The menu is similarly in accord with the name - a fashionable small-plates formula yes, but a relatively limited selection of them, and none of them with any great foodie pretensions. Perhaps this is effectively just the 'old Ark', as both Mr and Mrs Harden (in those days, unknown to each other) recall it, rolled forward a quarter of a century?


That turns out to be pretty much the case. Solid (in the nicest way) sourdough sets the scene for a meal which comprised delights such as bread sticks with carrot hummus, lamb croquettes, and - surprise highlight - a sprout, cheese and apple salad. A so-called celeriac lasagne was a spectacular dud but, hey, it was early days. The espresso could do with work too.


With its boundlessly enthusiastic service, however, and a crowd-pleasing menu that's pretty reasonably priced for Kensington, this is a place that is already attracting a wide-ranging following. (And it really was early days. As we left, we spotted no less a personage than Evening Standard's Ms Maschler, on the next table - if there's any closer culinary equivalent to the dawn chorus, we've yet to discover exactly what that is.)


See the Review
122 Palace Gardens Ter, London, W8 4RT
Opening hours
Monday6 pm‑12:30 am
Tuesday12 pm‑3 pm, 6 pm‑12:30 am
Wednesday12 pm‑3 pm, 6 pm‑12:30 am
Thursday12 pm‑3 pm, 6 pm‑12:30 am
Friday12 pm‑3 pm, 6 pm‑12:30 am
Saturday12 pm‑4 pm, 6 pm‑12:30 am
SundayCLOSED

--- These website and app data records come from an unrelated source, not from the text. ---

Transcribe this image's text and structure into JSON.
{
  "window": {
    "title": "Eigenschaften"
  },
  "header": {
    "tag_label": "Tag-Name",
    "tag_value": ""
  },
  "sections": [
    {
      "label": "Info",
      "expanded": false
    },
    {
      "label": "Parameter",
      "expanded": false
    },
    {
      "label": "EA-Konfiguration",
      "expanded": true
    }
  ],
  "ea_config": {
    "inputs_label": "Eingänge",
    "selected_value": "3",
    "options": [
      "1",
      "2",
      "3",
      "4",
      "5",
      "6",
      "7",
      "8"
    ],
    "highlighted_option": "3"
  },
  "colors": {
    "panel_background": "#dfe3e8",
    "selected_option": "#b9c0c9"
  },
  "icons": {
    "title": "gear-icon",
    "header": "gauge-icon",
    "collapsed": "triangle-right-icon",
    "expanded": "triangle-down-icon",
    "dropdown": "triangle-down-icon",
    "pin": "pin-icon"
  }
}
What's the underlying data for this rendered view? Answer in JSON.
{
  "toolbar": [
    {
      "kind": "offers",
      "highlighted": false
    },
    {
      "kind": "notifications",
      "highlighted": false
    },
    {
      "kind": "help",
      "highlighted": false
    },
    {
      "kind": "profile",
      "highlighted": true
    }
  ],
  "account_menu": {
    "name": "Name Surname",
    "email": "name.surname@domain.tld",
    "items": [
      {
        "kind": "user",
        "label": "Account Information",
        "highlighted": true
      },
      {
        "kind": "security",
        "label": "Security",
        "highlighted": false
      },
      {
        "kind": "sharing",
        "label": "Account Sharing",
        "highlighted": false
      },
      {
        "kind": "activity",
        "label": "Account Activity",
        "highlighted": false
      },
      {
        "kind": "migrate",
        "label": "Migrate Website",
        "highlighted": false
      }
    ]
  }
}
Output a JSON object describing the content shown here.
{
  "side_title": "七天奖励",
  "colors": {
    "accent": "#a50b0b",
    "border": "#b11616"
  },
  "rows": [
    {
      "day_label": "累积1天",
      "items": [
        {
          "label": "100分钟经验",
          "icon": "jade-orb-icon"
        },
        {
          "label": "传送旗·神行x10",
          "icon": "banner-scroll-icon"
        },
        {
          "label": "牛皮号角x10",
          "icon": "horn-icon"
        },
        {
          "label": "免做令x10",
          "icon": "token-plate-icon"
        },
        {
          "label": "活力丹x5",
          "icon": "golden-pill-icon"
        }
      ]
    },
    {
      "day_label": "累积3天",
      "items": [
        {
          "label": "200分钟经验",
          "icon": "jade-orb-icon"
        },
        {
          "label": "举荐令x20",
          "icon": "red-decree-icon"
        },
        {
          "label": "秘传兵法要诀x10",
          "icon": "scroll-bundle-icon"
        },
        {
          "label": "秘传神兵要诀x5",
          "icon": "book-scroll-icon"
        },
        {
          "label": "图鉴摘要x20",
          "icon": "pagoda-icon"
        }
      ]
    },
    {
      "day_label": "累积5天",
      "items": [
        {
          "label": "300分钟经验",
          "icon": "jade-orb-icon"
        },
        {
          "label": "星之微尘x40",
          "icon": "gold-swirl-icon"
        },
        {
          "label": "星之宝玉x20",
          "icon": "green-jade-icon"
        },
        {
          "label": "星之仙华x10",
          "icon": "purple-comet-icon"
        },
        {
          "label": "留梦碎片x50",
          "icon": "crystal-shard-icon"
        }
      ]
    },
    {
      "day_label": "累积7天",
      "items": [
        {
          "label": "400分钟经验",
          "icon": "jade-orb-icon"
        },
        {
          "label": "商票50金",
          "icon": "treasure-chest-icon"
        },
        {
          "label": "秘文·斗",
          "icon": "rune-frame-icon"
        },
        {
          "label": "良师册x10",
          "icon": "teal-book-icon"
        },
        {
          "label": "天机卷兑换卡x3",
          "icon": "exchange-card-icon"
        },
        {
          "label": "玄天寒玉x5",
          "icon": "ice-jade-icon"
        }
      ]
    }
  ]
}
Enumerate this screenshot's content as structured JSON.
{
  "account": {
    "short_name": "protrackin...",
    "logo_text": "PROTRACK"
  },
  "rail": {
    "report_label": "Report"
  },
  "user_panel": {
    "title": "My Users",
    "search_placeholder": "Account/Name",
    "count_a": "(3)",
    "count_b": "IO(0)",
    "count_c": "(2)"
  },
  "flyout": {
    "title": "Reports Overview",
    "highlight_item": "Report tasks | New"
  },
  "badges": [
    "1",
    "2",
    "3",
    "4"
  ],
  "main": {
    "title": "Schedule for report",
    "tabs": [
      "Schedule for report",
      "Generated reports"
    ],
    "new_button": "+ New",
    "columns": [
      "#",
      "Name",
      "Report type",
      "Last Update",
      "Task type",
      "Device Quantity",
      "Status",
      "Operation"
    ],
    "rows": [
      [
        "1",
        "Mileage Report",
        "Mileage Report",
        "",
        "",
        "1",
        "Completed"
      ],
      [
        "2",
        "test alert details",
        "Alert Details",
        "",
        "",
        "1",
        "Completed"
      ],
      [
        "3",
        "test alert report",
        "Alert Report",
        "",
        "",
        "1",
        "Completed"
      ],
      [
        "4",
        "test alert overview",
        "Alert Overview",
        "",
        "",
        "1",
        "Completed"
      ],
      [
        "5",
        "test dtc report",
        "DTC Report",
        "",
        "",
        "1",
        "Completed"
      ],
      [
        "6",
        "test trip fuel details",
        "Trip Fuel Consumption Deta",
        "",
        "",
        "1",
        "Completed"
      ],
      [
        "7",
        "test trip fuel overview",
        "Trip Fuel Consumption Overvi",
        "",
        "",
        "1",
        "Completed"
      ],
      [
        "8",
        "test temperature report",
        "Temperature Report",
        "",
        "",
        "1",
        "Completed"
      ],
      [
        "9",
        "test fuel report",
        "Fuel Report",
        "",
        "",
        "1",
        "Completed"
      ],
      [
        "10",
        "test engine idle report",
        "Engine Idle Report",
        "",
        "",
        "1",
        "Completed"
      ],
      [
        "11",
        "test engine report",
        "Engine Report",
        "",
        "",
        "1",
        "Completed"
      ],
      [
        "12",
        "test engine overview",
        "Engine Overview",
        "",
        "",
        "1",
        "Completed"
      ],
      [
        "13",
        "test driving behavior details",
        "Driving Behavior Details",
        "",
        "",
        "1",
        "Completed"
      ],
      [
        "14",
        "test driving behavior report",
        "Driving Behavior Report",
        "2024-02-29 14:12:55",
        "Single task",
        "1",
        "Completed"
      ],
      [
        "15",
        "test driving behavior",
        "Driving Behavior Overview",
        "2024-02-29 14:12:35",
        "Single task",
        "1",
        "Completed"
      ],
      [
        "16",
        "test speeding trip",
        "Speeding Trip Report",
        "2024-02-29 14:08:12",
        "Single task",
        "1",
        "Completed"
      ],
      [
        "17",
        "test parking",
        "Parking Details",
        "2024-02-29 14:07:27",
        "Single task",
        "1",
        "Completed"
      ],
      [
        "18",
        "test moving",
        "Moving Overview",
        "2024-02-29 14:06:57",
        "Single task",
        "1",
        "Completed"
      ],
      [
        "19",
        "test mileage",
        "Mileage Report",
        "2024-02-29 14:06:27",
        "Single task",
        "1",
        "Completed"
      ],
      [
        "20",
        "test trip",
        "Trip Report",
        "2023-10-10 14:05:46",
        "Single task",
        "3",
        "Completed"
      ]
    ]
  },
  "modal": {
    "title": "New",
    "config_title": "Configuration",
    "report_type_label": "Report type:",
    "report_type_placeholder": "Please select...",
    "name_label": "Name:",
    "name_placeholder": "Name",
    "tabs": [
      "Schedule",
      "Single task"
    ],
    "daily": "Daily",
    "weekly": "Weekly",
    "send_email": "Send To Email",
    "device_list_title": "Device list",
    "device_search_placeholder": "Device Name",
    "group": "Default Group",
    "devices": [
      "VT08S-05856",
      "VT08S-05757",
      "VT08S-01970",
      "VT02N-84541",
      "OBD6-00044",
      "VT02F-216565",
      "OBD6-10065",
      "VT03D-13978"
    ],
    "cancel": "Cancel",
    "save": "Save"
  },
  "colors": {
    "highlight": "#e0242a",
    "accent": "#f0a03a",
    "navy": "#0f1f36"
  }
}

Best British, Modern restaurants nearby

Clarke’s
British, Modern restaurant in Kensington
£71
  £££
4
Very Good
5
Exceptional
4
Very Good
The Ladbroke Arms
British, Modern restaurant in Notting Hill
£61
  £££
3
Good
3
Good
3
Good
Tab X Tab
International restaurant in Bayswater
£25
    £
5
Exceptional
4
Very Good
4
Very Good

Best similarly priced restaurants nearby

Portobello Ristorante Pizzeria
Italian restaurant in Notting Hill
£54
   ££
3
Good
3
Good
3
Good
Granger & Co
Australian restaurant in Notting Hill
£51
   ££
3
Good
2
Average
3
Good
Côte
French restaurant in Notting Hill
£57
   ££
2
Average
2
Average
2
Average